→ **The problem**
Look through the lines below and copy each one that includes "title".

→ **Data listing**
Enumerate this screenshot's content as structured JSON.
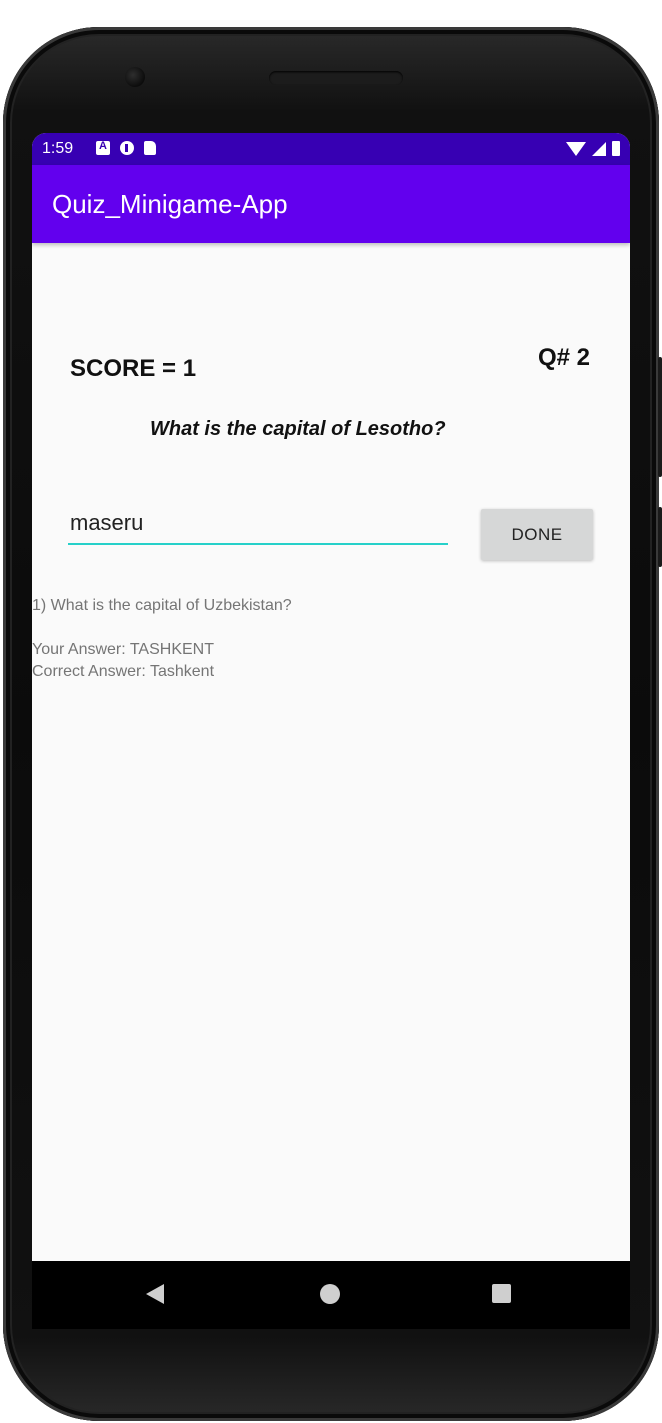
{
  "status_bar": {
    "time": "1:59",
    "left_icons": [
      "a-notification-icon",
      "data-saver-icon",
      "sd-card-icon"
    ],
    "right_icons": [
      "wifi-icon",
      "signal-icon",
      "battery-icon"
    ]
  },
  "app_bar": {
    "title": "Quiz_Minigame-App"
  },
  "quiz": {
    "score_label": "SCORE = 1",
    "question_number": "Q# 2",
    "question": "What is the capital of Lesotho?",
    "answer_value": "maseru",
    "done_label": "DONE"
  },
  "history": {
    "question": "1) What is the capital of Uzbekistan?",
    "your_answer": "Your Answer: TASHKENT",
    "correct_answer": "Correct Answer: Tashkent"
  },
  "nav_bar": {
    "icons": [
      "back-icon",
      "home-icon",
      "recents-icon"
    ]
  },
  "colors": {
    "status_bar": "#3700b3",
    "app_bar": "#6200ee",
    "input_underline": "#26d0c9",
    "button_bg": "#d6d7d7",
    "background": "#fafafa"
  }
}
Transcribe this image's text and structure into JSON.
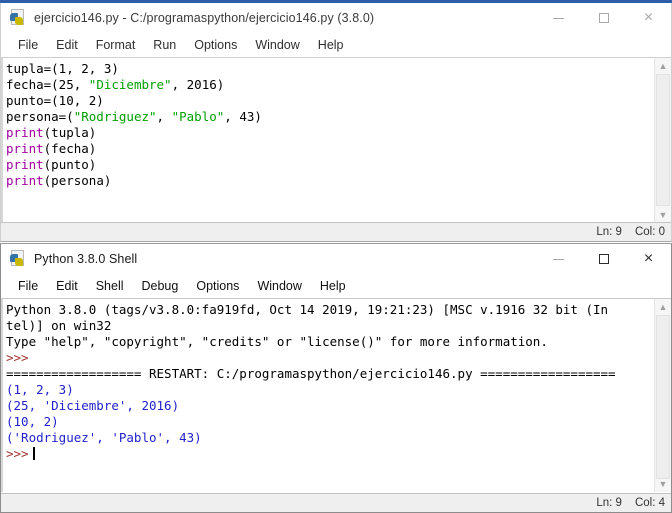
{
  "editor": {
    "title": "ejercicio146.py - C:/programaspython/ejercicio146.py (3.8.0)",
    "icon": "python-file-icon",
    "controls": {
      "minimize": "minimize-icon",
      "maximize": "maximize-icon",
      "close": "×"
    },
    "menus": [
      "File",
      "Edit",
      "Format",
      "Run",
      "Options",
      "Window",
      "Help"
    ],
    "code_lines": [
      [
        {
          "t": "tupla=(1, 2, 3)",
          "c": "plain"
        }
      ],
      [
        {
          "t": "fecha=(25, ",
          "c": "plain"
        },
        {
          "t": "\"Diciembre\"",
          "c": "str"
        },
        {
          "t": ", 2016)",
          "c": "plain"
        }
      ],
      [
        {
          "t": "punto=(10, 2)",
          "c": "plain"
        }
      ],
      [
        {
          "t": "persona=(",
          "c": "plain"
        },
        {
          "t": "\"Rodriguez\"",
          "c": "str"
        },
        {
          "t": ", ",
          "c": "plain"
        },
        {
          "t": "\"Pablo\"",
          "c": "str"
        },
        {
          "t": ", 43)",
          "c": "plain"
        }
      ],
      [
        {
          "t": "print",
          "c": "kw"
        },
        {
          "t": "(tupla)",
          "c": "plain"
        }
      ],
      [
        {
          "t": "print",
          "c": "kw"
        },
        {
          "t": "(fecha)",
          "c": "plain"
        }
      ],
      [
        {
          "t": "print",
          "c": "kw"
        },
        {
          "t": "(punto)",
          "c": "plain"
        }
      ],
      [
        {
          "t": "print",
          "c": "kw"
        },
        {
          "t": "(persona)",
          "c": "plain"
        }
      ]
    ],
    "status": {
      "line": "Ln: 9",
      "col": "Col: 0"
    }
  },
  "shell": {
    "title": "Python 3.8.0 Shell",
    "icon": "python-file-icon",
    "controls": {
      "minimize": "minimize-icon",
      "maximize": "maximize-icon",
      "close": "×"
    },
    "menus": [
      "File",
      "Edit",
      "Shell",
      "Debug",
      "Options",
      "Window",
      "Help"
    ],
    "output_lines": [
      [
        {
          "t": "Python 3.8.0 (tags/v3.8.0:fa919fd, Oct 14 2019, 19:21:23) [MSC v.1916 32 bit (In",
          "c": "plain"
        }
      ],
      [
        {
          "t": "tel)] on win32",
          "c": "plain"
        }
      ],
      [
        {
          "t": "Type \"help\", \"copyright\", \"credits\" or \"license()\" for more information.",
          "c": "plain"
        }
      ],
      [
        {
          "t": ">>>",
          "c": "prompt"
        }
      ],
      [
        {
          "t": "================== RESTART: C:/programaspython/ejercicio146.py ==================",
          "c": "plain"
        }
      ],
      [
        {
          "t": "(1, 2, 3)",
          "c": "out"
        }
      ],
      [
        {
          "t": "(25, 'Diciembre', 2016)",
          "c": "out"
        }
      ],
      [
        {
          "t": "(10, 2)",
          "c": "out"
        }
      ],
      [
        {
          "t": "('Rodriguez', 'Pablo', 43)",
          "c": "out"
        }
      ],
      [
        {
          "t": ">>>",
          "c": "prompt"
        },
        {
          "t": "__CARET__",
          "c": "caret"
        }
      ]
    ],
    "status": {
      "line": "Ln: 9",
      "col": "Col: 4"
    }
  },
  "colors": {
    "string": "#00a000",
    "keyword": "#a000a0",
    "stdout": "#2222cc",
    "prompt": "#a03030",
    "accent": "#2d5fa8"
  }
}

→ **Task solution**
    "title": "Quiz_Minigame-App"
    "title": "ejercicio146.py - C:/programaspython/ejercicio146.py (3.8.0)",
    "title": "Python 3.8.0 Shell",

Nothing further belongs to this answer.